Education Department fails to discharge disabled student loan borrowers
People with recently-acquired disabilities have been swimming through an endless sea of red tape to get the U.S. Department of Education to forgive their student loans. And in a joint investigation, ProPublica and the Center for Public Integrity uncovered evidence that the department has been repeatedly rejecting applications for those who qualify under federal law to have their loans forgiven, even after the requests have been approved by individual lenders and the Social Security Administration. The investigation found that between 2007 and 2009, the department received 174,718 discharge applications; 45,000 were rejected or remained unsolved.
Federal law dictates that the education department forgive borrowers of their loan obligations if they develop severe and lasting disabilities after they took out federal student loans. The law is intended to spare disabled borrowers –- some of whom cannot and never will be able to work, and thus never be able to pay off their debt.
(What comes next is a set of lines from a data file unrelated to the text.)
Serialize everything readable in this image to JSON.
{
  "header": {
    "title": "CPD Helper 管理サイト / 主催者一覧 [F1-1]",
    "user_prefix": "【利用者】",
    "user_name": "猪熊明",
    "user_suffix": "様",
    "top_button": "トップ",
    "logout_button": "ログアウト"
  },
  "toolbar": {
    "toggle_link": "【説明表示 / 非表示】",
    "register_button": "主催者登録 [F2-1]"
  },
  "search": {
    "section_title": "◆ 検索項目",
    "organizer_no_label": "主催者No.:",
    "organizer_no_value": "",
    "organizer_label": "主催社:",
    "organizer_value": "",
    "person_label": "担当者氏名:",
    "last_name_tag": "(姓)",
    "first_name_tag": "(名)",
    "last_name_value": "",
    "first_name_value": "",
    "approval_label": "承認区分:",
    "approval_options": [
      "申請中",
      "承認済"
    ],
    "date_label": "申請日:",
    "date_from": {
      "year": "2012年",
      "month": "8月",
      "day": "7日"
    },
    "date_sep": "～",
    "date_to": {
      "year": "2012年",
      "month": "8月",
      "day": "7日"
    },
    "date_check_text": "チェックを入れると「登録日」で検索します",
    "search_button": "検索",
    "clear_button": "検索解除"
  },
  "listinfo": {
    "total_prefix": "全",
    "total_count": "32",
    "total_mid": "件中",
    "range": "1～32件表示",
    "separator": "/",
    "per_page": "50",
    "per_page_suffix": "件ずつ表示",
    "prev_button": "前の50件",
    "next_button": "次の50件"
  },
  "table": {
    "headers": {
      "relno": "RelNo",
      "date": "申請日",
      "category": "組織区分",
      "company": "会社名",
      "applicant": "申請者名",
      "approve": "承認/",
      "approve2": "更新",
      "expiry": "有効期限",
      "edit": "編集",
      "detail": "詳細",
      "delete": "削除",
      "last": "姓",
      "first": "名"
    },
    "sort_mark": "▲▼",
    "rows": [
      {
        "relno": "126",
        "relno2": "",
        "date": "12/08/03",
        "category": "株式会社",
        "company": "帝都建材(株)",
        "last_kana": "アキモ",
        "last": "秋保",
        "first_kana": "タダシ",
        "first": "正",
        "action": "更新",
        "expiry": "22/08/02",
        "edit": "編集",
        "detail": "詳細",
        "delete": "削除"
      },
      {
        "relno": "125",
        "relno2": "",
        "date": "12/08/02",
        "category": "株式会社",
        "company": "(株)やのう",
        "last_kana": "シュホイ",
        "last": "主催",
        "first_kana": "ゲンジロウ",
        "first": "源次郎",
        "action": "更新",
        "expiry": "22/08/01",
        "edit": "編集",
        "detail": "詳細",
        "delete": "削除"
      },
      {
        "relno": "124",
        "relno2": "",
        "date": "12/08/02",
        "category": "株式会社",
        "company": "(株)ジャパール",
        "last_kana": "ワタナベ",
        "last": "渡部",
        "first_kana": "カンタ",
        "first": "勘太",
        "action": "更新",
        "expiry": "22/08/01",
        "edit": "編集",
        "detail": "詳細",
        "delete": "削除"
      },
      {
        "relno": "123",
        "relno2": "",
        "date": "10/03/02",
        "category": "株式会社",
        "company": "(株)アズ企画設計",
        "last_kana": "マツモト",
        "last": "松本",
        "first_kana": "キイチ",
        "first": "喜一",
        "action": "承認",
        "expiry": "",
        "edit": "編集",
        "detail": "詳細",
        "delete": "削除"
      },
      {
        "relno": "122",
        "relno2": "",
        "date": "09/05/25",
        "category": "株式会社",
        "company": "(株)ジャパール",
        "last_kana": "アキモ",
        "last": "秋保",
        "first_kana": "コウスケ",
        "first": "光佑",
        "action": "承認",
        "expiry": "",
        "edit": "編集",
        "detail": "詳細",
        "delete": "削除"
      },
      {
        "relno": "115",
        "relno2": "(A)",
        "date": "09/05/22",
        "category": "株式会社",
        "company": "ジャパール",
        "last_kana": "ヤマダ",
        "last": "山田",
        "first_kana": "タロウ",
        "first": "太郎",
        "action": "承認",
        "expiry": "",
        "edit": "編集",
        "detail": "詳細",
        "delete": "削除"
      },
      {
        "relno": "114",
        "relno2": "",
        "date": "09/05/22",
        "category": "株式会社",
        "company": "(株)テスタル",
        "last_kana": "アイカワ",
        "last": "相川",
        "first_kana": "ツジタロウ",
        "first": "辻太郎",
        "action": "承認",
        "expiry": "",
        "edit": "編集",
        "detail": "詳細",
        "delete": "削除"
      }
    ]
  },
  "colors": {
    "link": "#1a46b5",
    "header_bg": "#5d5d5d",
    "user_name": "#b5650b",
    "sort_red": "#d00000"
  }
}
But currently, the process is tedious: Borrowers have to fill out endless forms and obtain medical records their doctors, and there is no written medical standard for determining a disability, and no formal appeals process for denial.
An internal report, first published in the Propublica/CPI investigation, uncovered internal documents from the federal student-aid ombudsman to the Education Department excoriating the department’s review process and recommending it be contract the decisions out to the other government agencies to determine disability.
The irony is that the department does contract out its loan-discharge decisions –- to private companies, who are also hired to manage other programs. And that’s part of the problem -– when decisions get back to the federal department, they often don’t make it back to the borrower who is still waiting for a response and meanwhile racking up interest on top of their piling debt. The ProPublica/CPI investigation pointed out cases of borrowers applying and reapplying to have their loans discharged for five years or longer and having to pay with their dismal Social Security checks.
Federal reforms have been made to ease the process for people who become disabled: In 2008, Congress passed a law that relaxed the discharge standard from terminal and indefinite to five full years and made it easier for veterans to be discharged immediately. Two years later, the Education Department implemented these changes, among others to improve communication with borrowers.
Reforms are nice, if they are actually practiced. But if the government can’t control its own departments, who can?